April 27, 2010
In a high-profile class action lawsuit that seems destined to reach the U.S. Supreme Court, a sharply divided Ninth Circuit on April 26 ruled 6-5 that a sex discrimination lawsuit against Wal-Mart could proceed as a class action. It is believed to be the biggest employment discrimination case in U.S. history with more than 1 million present and former female workers claiming billions of dollars for alleged unequal pay and opportunities for promotion.
While the substantive claims relate to employment discrimination, the Rule 23 class action procedural issues are equally significant to wage-and-hour cases, particularly given that there are more wage-and-hour class actions than employment discrimination class actions in recent years. Even in FLSA sec. 16(b) collective actions, the federal courts tend to apply Rule 23 concepts
Rule 23 is a procedural device that is an exception to the usual rule that litigation is conducted by and on behalf of the individual named parties only. Trial courts are required to engage in a “rigorous analysis” to determine that the requirements for a proposed class action comply with controlling law and do not jeopardize the parties’ substantive rights, including due process. In the Dukes case, the six named plaintiffs are claiming that they were subject to a pattern or practice of discrimination that, if proven, can be extrapolated to cover approximately 1.5 million other workers who would then be entitled to relief simply by being in the class and without individually proving their claims. The employer argued that even if it engaged in a pattern or practice of discrimination it is entitled, as a matter of due process, to raise individual defenses such as whether discrimination actually occurred as to a particular worker and what the worker’s damages, if any, are. This right is based on International Brotherhood of Teamsters v. United States, 431 U.S. 324 (1977). Had the Dukes majority been sensitive to the due process analysis set forth in Teamsters, it would have denied class certification because, to do otherwise, denies the employer the right to assert its individual defenses. Instead, the majority emphasized that it would be “uneconomical and inefficient” to conduct individual inquiries and indicated that the trial court “may award class-wide relief at the damages phase of a Title VII class action without individualized hearings.”

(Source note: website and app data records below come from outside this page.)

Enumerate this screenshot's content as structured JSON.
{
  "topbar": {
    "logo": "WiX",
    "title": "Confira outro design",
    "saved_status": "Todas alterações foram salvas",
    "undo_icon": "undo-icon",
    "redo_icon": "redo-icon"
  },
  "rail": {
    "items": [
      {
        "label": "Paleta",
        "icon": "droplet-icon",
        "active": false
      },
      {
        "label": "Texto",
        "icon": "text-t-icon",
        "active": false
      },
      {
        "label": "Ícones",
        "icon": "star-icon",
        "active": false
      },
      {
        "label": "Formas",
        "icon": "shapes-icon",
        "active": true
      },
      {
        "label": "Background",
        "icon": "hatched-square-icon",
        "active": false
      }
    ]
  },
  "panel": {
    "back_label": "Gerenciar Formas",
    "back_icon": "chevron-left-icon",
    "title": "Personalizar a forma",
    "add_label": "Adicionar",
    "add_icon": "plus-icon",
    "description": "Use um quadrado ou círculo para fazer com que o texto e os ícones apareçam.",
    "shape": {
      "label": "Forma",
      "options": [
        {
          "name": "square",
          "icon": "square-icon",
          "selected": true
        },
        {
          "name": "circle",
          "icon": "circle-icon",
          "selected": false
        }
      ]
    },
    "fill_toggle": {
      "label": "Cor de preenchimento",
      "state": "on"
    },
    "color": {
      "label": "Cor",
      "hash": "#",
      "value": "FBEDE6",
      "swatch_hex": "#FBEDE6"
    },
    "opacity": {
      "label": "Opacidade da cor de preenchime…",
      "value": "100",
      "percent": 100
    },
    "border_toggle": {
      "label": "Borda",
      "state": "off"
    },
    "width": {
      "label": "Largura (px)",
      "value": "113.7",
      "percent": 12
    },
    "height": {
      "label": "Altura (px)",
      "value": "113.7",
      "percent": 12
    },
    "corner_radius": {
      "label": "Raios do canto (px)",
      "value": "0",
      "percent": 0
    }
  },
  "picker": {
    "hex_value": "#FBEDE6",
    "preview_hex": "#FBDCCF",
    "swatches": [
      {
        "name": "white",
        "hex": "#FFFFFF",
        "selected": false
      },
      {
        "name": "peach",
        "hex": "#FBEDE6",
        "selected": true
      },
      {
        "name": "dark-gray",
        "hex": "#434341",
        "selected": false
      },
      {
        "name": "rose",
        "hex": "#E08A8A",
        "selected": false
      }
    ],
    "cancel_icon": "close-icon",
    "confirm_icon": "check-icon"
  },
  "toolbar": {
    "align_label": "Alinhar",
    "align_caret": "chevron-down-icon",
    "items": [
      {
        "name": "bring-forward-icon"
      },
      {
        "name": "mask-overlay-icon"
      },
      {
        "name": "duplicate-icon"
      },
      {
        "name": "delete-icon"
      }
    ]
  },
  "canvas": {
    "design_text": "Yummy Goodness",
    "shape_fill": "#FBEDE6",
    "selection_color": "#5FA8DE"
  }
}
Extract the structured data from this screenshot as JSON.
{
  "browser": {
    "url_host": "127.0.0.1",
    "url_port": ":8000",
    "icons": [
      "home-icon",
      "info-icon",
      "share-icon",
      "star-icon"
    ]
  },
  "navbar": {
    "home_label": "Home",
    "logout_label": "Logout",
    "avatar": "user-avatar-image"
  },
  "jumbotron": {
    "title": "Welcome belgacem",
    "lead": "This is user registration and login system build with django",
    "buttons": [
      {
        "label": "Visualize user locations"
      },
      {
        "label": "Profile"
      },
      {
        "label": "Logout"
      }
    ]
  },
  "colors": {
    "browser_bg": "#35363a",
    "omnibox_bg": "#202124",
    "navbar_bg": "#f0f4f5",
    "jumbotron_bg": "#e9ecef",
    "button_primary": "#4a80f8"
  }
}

The lengthy Ninth Circuit opinion contains much interesting analysis for wage-and-hour class action counsel regarding the Rule 23 requirements and burdens in a class action certification motion. There is much discussion concerning the degree to which anecdotal testimony combined with statistical evidence and expert testimony may be used to satisfy the commonality and typicality requirements under Rule 23(a). However, the decision ultimately turns on the extent to which trial courts are permitted to minimize due process considerations to take advantage of the alleged efficiency of deciding liability and damages on an class-wide basis. Given the importance of the issue, the close Ninth Circuit decision, the tsunami of wage-and-hour class actions, and the absence of recent U.S. Supreme Court guidance regarding Rule 23 due process considerations, the Dukes case seems ripe for review